Website and app data records
#####

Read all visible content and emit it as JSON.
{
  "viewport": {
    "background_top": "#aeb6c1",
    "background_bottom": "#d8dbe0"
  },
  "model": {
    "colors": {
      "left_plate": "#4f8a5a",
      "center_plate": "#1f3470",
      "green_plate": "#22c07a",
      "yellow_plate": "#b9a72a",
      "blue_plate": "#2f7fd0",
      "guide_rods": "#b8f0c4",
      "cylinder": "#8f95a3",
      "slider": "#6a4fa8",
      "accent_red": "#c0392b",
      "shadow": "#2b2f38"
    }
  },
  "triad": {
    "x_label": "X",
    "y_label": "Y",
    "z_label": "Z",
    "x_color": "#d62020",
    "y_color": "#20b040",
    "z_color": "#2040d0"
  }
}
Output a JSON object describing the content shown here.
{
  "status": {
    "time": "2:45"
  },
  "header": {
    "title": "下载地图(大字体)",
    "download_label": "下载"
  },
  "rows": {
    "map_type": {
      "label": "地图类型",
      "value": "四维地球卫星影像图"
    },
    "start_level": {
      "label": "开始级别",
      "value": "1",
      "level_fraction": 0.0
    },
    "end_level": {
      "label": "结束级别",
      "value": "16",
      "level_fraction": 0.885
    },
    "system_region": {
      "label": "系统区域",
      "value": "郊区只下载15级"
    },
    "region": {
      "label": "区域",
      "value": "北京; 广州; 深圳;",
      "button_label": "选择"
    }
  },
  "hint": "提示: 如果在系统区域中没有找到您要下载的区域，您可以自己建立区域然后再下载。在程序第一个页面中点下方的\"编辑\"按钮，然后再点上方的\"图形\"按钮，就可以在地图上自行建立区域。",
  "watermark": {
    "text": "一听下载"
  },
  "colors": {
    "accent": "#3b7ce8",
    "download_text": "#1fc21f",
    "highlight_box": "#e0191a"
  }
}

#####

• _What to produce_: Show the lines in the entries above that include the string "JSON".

• _Exercise answer_:
Read all visible content and emit it as JSON.
Output a JSON object describing the content shown here.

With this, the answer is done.